My African violet ‘Magnolia’ has recently sported (spontaneously mutated) from its original form. Both the flowers and the leaves have changed.
African violet ‘Magnolia’ was hybridized by M. Burns and registered with the African Violet Society of America in 1986 by R. Nadeau. The official description for the original hybrid reads:
Magnolia (6378) 09/20/1986 (M. Burns/R. Nadeau) Semidouble-double light pink. Black-green, ovate, pointed, glossy, pebbled/red back. Large (DAVS 1351)
My Magnolia now has supreme foliage: the leaves darker in color, larger and rounder, very thick, more scalloped and hairy, and they are very brittle and break easily. The petioles (leaf stems) are also very thick and brittle.
Supreme foliage is not very common today in registered varieties, but First Class 2 lists over 180 different hybrids going as far back as the 1950s (the DuPont, Amazon and Supreme series’ are mentioned in vintage African violet books on my shelf). You can learn more about the various kind of African leaf types here (PDF) and here (PDF), or browse photos of some interesting leaf types I’ve had in my collection.
The flowers on my African violet have also mutated – both the colors and texture have changed. The petals have very heavy substance, thick and waxy, and the color is now a deep rose with darker shadings:
I have grown two other plants with supreme foliage: Wee Willie Winkie Supreme (an unregistered Baker hybrid that sported from the original) and Cherry Dots Supreme (Cherry Dots, also an unregistered hybrid by Baker, became supreme while in my collection – it was my first encounter with foliage sporting, near-black foliage, pebbled foliage, supreme foliage, and my first variety having flowers with dogwood tips.
I don’t have either of these any longer – I wish I had taken better photos at the time.
I like the new Magnolia plant better than the original Magnolia, especially the glossiness of the leaves and the waxy blossoms. For now I will be content striking leaves to see what kind of plants grow from Magnolia Supreme, and maybe cross-pollinating the plant with something else in my collection to see what the seeds produce – you never know what you’ll get.
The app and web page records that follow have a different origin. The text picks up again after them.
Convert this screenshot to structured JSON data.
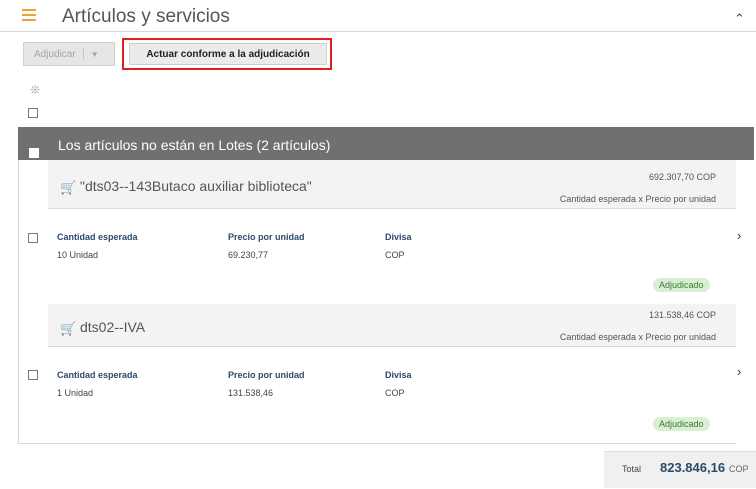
{
  "header": {
    "title": "Artículos y servicios",
    "list_icon": "list-icon",
    "collapse_icon": "chevron-up-icon"
  },
  "toolbar": {
    "adjudicar_label": "Adjudicar",
    "actuar_label": "Actuar conforme a la adjudicación",
    "highlight_color": "#e02020"
  },
  "group": {
    "title": "Los artículos no están en Lotes (2 artículos)"
  },
  "labels": {
    "cantidad": "Cantidad esperada",
    "precio": "Precio por unidad",
    "divisa": "Divisa"
  },
  "items": [
    {
      "name": "\"dts03--143Butaco auxiliar biblioteca\"",
      "total": "692.307,70 COP",
      "formula": "Cantidad esperada x Precio por unidad",
      "cantidad": "10 Unidad",
      "precio": "69.230,77",
      "divisa": "COP",
      "status": "Adjudicado"
    },
    {
      "name": "dts02--IVA",
      "total": "131.538,46 COP",
      "formula": "Cantidad esperada x Precio por unidad",
      "cantidad": "1 Unidad",
      "precio": "131.538,46",
      "divisa": "COP",
      "status": "Adjudicado"
    }
  ],
  "footer": {
    "total_label": "Total",
    "total_value": "823.846,16",
    "currency": "COP"
  },
  "colors": {
    "badge_bg": "#d8efd4",
    "badge_text": "#3a7a36",
    "group_bar": "#707070",
    "accent": "#f0a030"
  }
}
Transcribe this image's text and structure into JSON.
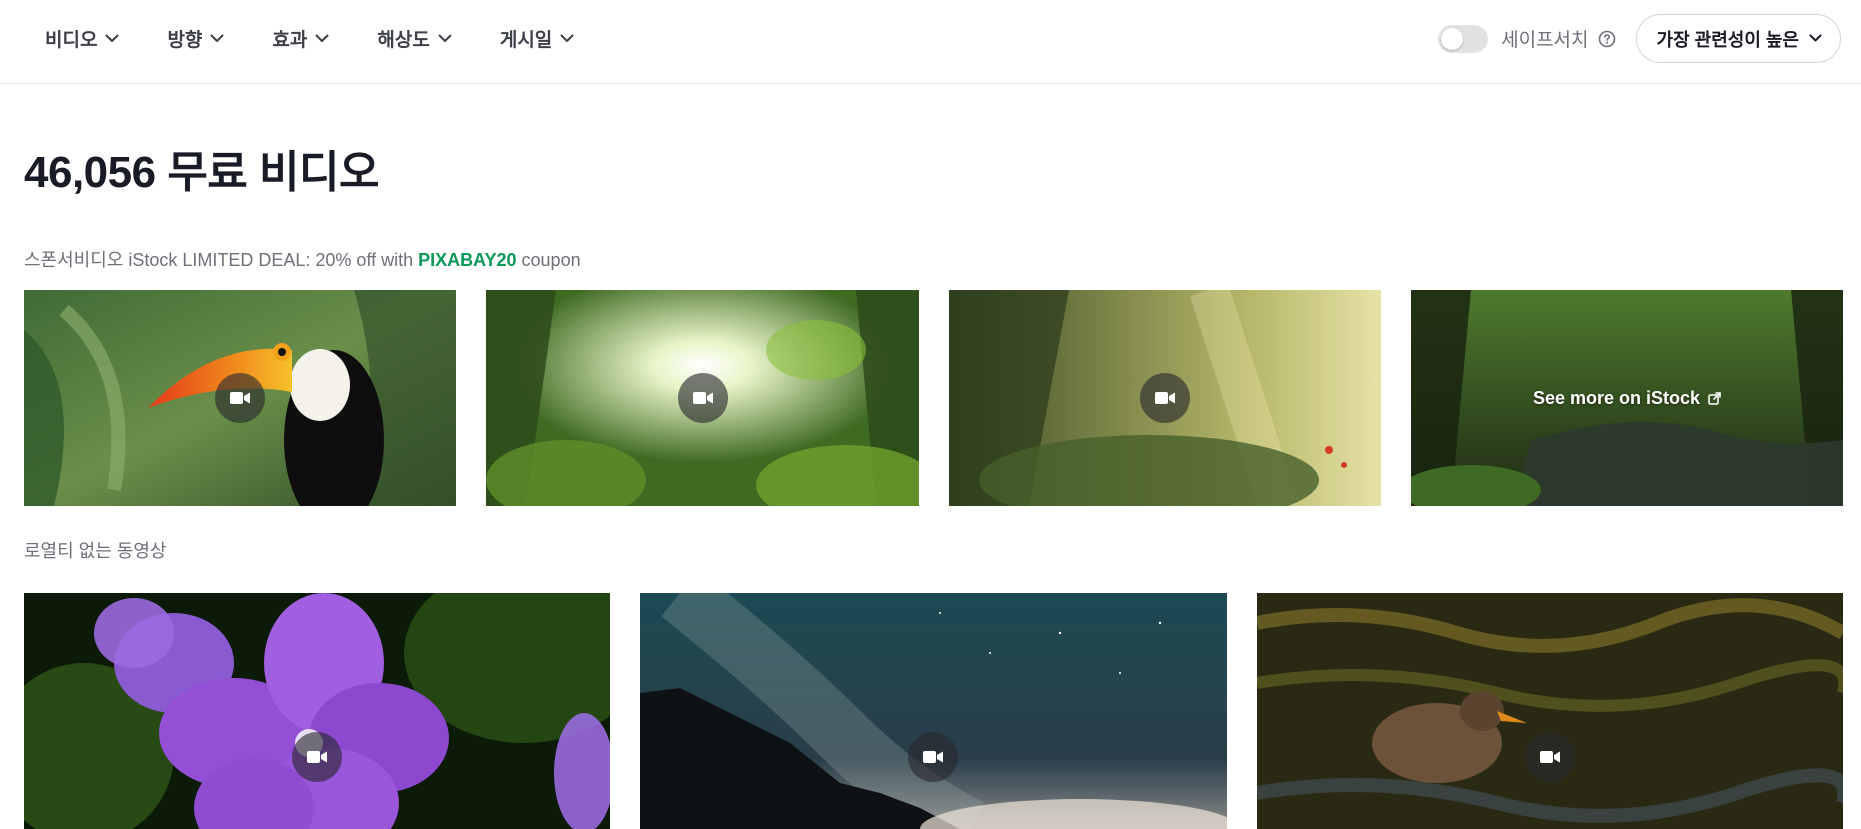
{
  "filters": [
    {
      "label": "비디오"
    },
    {
      "label": "방향"
    },
    {
      "label": "효과"
    },
    {
      "label": "해상도"
    },
    {
      "label": "게시일"
    }
  ],
  "safesearch": {
    "label": "세이프서치",
    "enabled": false
  },
  "sort": {
    "label": "가장 관련성이 높은"
  },
  "title": {
    "count": "46,056",
    "text": "무료 비디오"
  },
  "sponsor": {
    "prefix": "스폰서비디오 iStock LIMITED DEAL: 20% off with ",
    "code": "PIXABAY20",
    "suffix": " coupon"
  },
  "sponsored_tiles": [
    {
      "subject": "toucan"
    },
    {
      "subject": "sunlit jungle"
    },
    {
      "subject": "misty forest"
    },
    {
      "subject": "forest stream",
      "overlay": "See more on iStock"
    }
  ],
  "section_label": "로열티 없는 동영상",
  "video_tiles": [
    {
      "subject": "purple flower"
    },
    {
      "subject": "milky way over mountains"
    },
    {
      "subject": "duck on water"
    }
  ],
  "colors": {
    "accent_green": "#0a9a57",
    "text": "#191b26",
    "muted": "#6e7079"
  },
  "icons": [
    "chevron-down-icon",
    "help-icon",
    "video-camera-icon",
    "external-link-icon"
  ]
}
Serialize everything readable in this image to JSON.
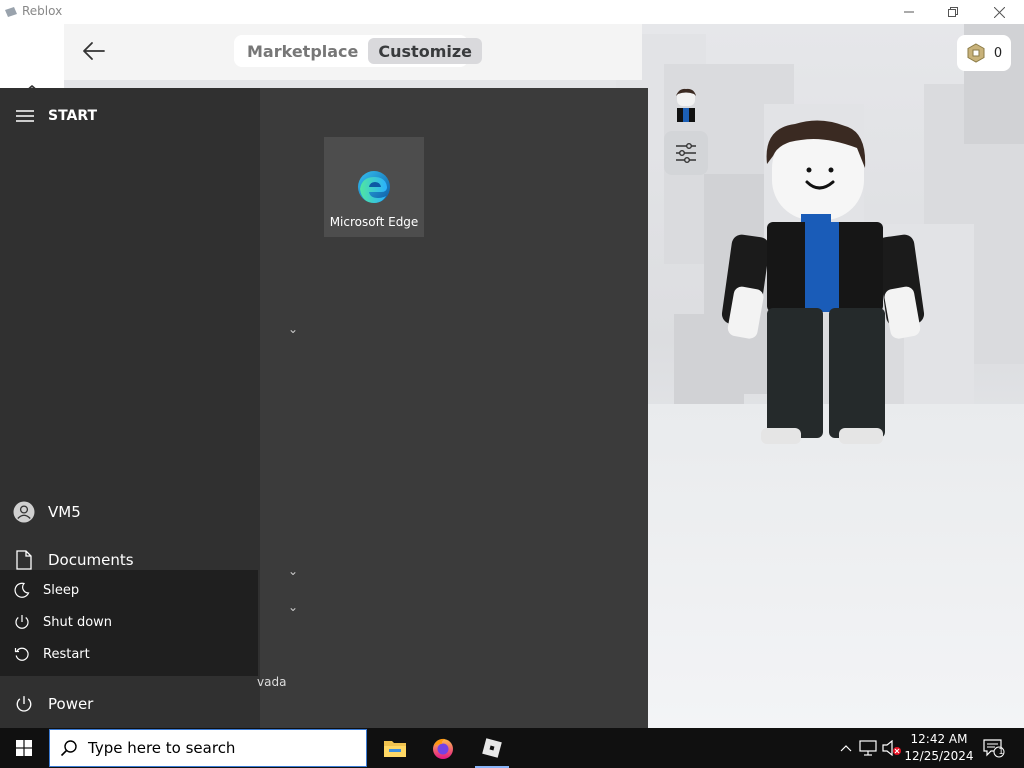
{
  "window": {
    "title": "Reblox"
  },
  "topbar": {
    "tabs": [
      {
        "label": "Marketplace",
        "active": false
      },
      {
        "label": "Customize",
        "active": true
      }
    ],
    "robux_count": "0"
  },
  "start_menu": {
    "header": "START",
    "side_items": [
      {
        "label": "VM5",
        "icon": "user-icon"
      },
      {
        "label": "Documents",
        "icon": "document-icon"
      }
    ],
    "power_options": [
      {
        "label": "Sleep",
        "icon": "moon-icon"
      },
      {
        "label": "Shut down",
        "icon": "power-icon"
      },
      {
        "label": "Restart",
        "icon": "restart-icon"
      }
    ],
    "power_label": "Power",
    "tile": {
      "label": "Microsoft Edge",
      "icon": "edge-icon"
    },
    "partial_text": "vada"
  },
  "taskbar": {
    "search_placeholder": "Type here to search",
    "apps": [
      "file-explorer-icon",
      "firefox-icon",
      "roblox-icon"
    ],
    "clock": {
      "time": "12:42 AM",
      "date": "12/25/2024"
    },
    "notification_count": "1"
  },
  "colors": {
    "start_bg": "#3b3b3b",
    "start_left_bg": "#303030",
    "taskbar_bg": "#101010",
    "search_border": "#3b7bd4",
    "accent": "#8ab4f8"
  }
}
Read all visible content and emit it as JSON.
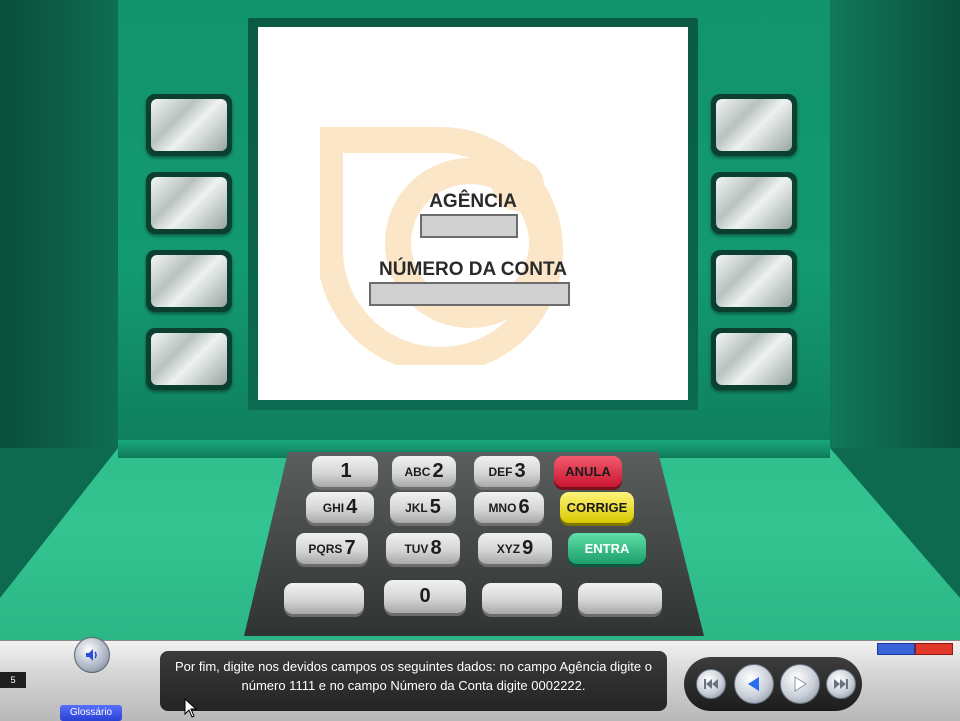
{
  "screen": {
    "agencia_label": "AGÊNCIA",
    "agencia_value": "",
    "conta_label": "NÚMERO DA CONTA",
    "conta_value": ""
  },
  "keypad": {
    "row1": [
      {
        "letters": "",
        "digit": "1"
      },
      {
        "letters": "ABC",
        "digit": "2"
      },
      {
        "letters": "DEF",
        "digit": "3"
      }
    ],
    "row2": [
      {
        "letters": "GHI",
        "digit": "4"
      },
      {
        "letters": "JKL",
        "digit": "5"
      },
      {
        "letters": "MNO",
        "digit": "6"
      }
    ],
    "row3": [
      {
        "letters": "PQRS",
        "digit": "7"
      },
      {
        "letters": "TUV",
        "digit": "8"
      },
      {
        "letters": "XYZ",
        "digit": "9"
      }
    ],
    "zero": "0",
    "anula": "ANULA",
    "corrige": "CORRIGE",
    "entra": "ENTRA"
  },
  "player": {
    "page_number": "5",
    "glossary_label": "Glossário",
    "caption": "Por fim, digite nos devidos campos os seguintes dados: no campo Agência digite o número 1111 e no campo Número da Conta digite 0002222."
  },
  "colors": {
    "atm_green": "#13946c",
    "anula_red": "#d9223b",
    "corrige_yellow": "#f0e100",
    "entra_green": "#2bbf85"
  },
  "icons": {
    "audio": "speaker-icon",
    "first": "skip-first-icon",
    "back": "play-back-icon",
    "forward": "play-forward-icon",
    "last": "skip-last-icon"
  }
}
I will be paying close attention to the plant, though – if it sported once, it might sport again… and you never know what you’ll get 🙂 .